> [Task description]: Tally every line of the material that includes "face", then give the tally and nothing else.

====

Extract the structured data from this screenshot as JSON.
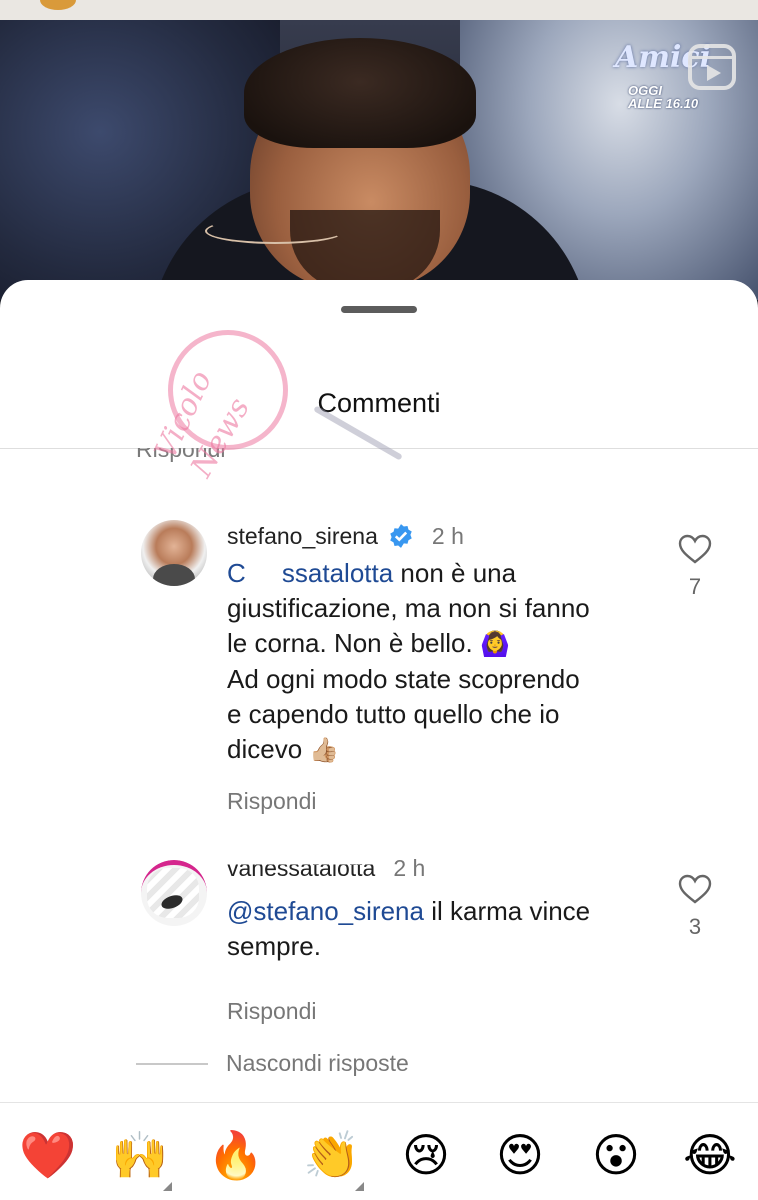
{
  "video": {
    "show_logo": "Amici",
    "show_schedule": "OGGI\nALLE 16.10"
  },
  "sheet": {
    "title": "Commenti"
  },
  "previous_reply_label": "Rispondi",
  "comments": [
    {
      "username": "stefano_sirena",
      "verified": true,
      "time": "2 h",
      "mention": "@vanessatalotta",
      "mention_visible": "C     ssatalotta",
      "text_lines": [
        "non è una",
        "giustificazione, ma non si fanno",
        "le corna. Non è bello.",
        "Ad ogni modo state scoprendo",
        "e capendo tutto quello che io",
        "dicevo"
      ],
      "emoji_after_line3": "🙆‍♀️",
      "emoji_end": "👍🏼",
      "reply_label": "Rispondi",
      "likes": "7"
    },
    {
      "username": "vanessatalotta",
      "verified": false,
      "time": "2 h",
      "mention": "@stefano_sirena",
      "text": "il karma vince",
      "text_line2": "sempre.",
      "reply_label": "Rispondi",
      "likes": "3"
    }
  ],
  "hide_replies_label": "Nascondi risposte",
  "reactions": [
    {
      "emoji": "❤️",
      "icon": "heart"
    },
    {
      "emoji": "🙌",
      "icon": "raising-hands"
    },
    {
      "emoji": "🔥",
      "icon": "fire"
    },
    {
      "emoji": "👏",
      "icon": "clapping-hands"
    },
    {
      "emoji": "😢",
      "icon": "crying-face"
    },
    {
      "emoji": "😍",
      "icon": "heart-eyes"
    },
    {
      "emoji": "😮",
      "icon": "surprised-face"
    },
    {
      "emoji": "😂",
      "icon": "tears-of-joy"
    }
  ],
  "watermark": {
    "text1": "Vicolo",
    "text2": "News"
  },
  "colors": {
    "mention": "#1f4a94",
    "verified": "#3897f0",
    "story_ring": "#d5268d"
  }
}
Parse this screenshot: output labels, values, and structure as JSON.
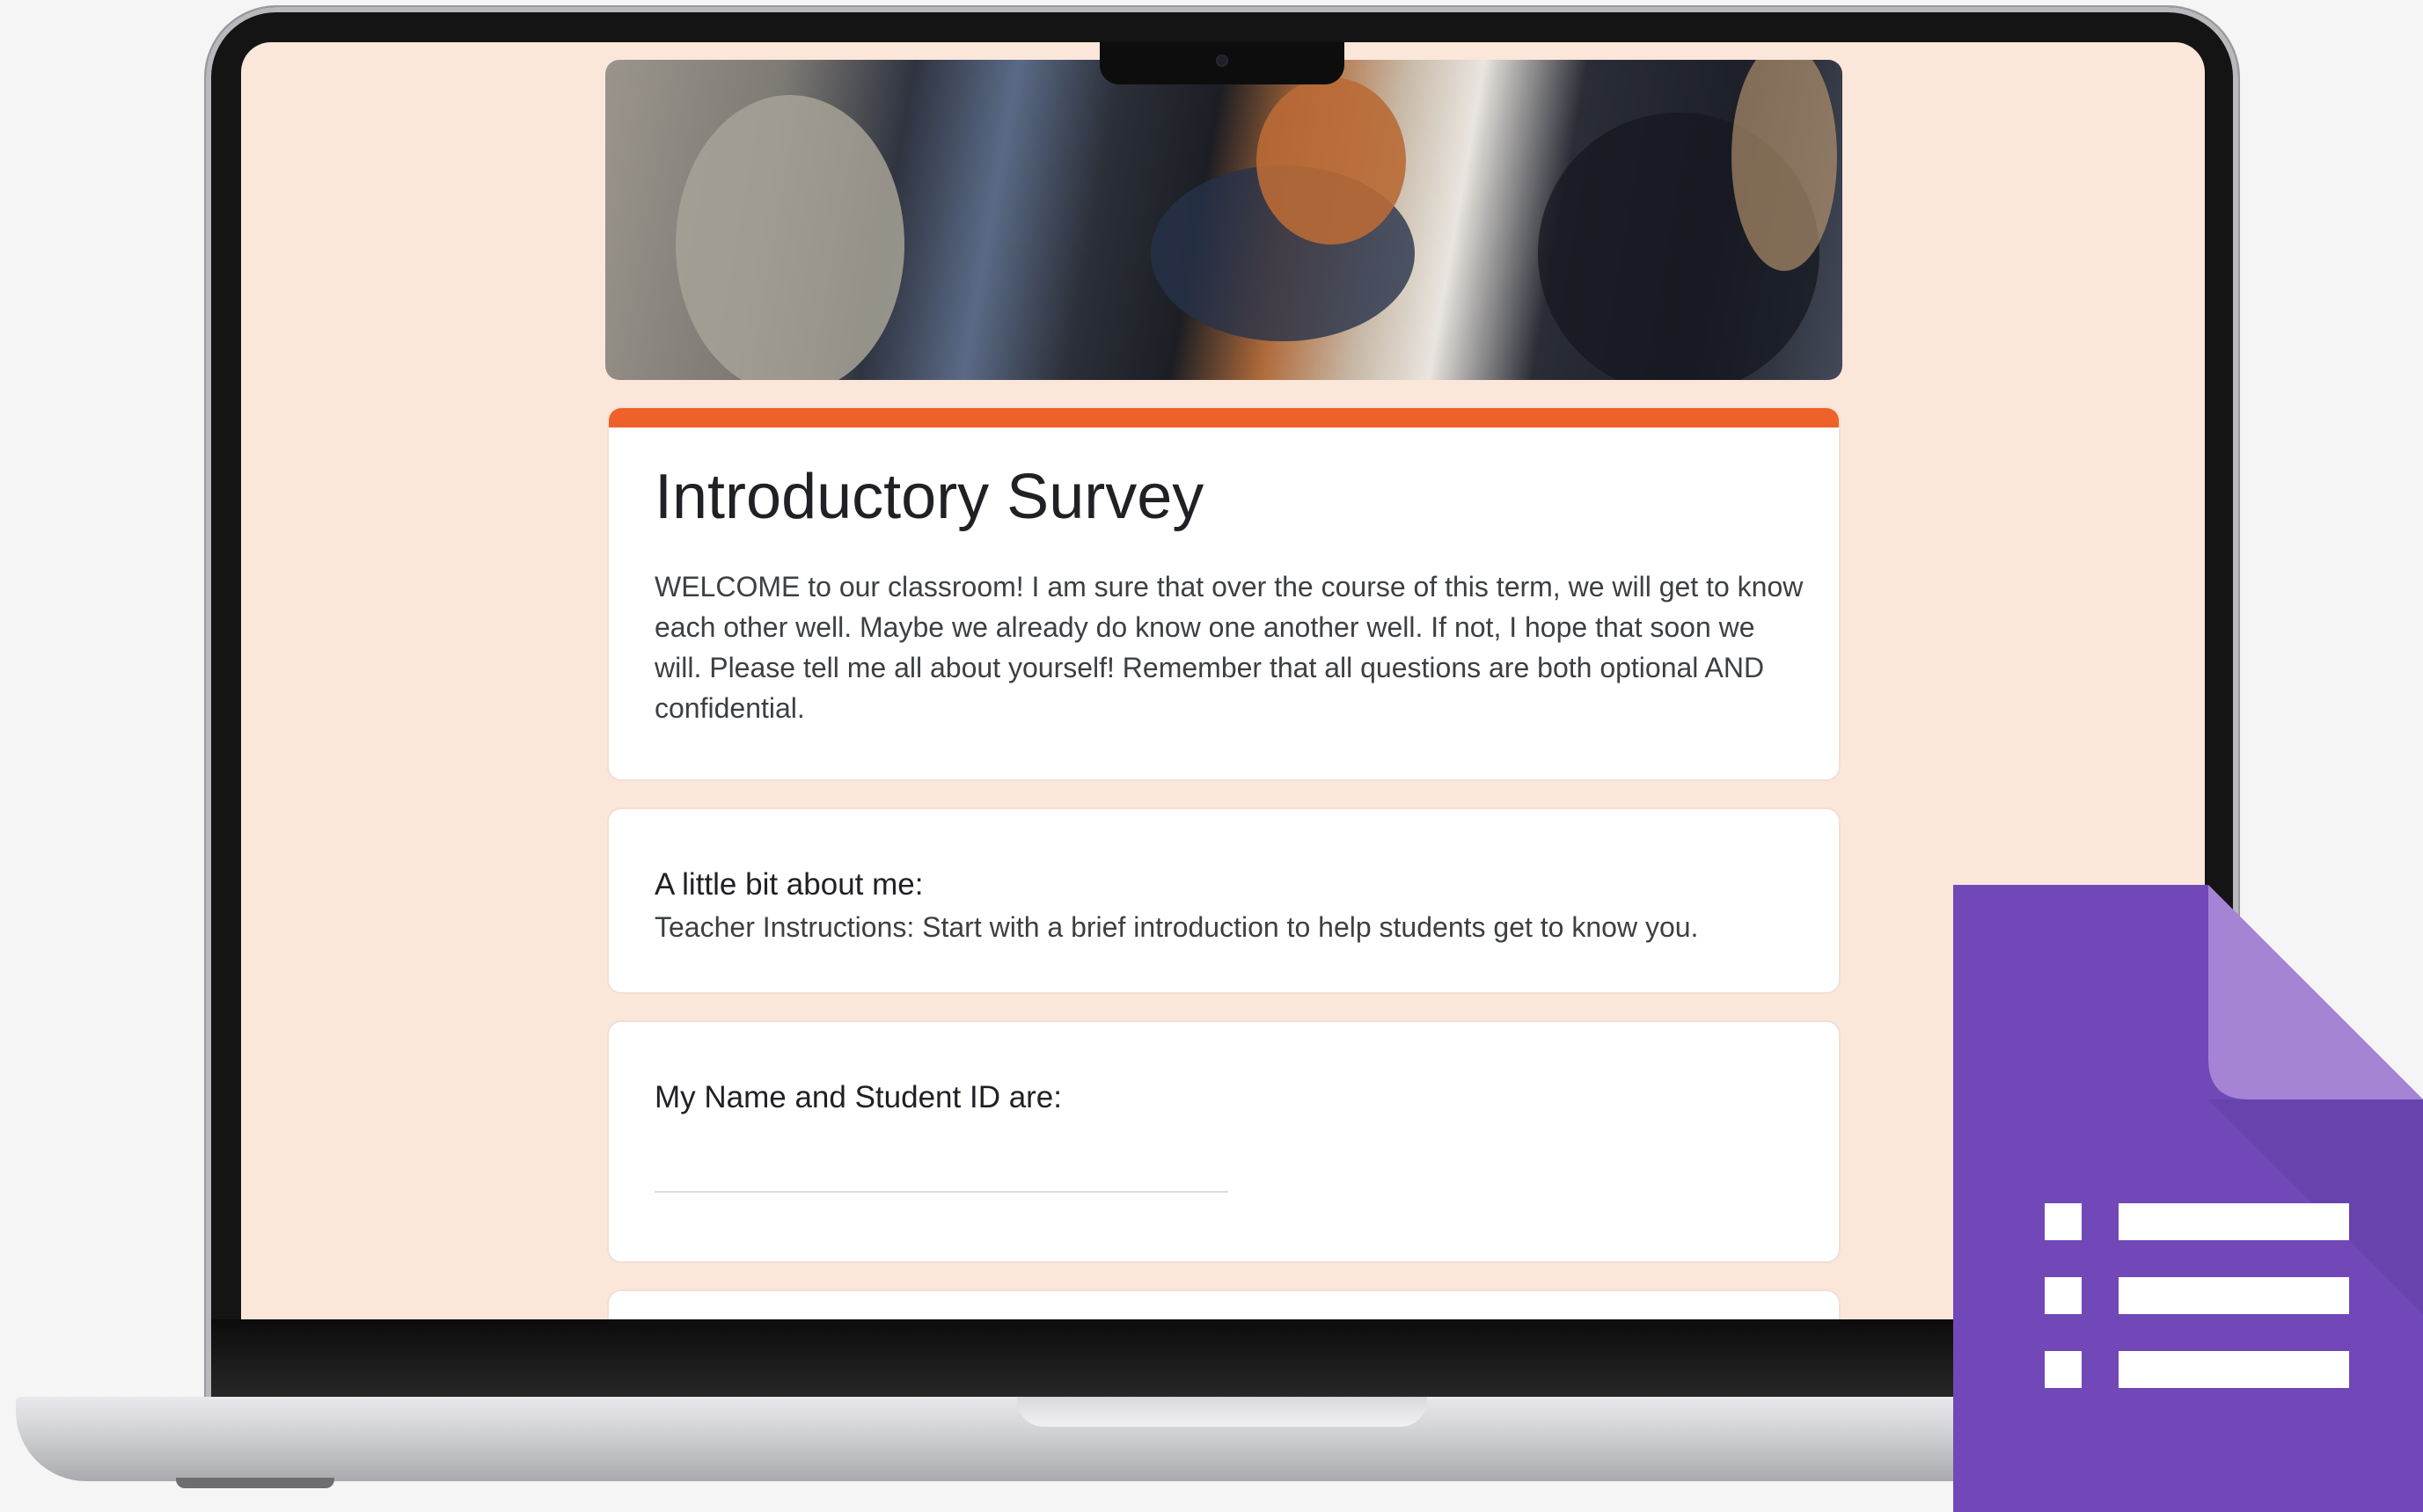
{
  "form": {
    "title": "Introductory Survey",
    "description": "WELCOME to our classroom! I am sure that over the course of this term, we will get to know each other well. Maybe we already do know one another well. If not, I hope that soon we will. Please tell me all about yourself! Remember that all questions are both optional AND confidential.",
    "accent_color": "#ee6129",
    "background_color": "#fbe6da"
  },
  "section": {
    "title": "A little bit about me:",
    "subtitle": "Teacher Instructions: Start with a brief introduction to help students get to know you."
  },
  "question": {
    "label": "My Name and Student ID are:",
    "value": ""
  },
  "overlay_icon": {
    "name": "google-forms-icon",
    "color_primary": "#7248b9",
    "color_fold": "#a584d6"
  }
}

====

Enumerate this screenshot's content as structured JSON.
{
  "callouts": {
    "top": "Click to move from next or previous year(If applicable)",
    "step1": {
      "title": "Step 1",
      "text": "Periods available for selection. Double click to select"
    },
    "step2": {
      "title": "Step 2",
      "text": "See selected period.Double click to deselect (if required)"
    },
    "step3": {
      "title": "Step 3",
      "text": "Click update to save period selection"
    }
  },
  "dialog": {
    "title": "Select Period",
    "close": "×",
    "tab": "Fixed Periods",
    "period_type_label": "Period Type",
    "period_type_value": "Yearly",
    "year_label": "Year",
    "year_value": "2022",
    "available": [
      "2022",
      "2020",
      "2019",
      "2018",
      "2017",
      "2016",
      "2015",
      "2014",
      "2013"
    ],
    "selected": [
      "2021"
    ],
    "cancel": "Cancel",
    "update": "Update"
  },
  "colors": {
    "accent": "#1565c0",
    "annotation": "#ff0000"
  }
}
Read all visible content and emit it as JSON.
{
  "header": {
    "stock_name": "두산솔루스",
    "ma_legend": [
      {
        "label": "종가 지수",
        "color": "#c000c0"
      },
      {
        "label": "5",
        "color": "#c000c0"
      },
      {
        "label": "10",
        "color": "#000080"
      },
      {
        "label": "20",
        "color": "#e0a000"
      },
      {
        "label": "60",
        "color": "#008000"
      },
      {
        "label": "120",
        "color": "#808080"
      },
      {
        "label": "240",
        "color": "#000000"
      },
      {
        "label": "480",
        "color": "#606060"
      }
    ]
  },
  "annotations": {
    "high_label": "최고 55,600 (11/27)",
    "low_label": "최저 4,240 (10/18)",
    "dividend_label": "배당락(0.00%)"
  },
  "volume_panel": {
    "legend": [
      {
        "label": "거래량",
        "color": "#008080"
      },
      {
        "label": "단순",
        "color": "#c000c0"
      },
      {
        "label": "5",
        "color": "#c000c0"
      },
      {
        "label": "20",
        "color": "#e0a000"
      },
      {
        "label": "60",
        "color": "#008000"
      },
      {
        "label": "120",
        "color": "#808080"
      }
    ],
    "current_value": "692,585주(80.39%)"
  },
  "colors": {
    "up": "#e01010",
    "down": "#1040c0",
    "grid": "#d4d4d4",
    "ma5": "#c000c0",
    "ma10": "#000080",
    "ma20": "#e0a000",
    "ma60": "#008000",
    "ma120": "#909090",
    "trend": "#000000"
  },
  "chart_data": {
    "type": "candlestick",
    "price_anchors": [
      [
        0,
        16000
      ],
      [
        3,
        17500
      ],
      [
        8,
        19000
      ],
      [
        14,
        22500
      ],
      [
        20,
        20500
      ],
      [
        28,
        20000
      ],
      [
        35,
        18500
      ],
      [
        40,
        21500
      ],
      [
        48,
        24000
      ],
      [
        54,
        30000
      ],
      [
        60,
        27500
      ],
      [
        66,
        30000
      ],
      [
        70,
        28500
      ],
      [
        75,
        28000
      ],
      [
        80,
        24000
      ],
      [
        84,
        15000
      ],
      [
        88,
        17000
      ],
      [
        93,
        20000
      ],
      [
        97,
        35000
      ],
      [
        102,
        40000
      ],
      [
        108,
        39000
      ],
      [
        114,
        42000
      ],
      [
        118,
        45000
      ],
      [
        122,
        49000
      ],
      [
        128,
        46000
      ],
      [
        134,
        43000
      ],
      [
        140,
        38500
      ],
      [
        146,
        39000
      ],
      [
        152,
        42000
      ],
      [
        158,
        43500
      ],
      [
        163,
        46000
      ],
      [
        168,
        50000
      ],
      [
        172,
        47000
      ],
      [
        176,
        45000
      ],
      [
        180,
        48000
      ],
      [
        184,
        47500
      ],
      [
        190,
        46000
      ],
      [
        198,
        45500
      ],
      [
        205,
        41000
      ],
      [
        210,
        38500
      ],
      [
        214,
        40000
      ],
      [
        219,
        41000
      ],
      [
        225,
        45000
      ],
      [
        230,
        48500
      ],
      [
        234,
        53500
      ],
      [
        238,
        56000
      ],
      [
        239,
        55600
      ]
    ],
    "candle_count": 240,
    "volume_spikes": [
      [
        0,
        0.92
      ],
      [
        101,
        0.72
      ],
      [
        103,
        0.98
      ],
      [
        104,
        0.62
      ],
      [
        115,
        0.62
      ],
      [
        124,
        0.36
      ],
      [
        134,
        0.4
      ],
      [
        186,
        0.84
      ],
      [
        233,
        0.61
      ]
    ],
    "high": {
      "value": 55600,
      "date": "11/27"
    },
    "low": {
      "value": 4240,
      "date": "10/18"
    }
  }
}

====

> [Answer for this exercise]: 2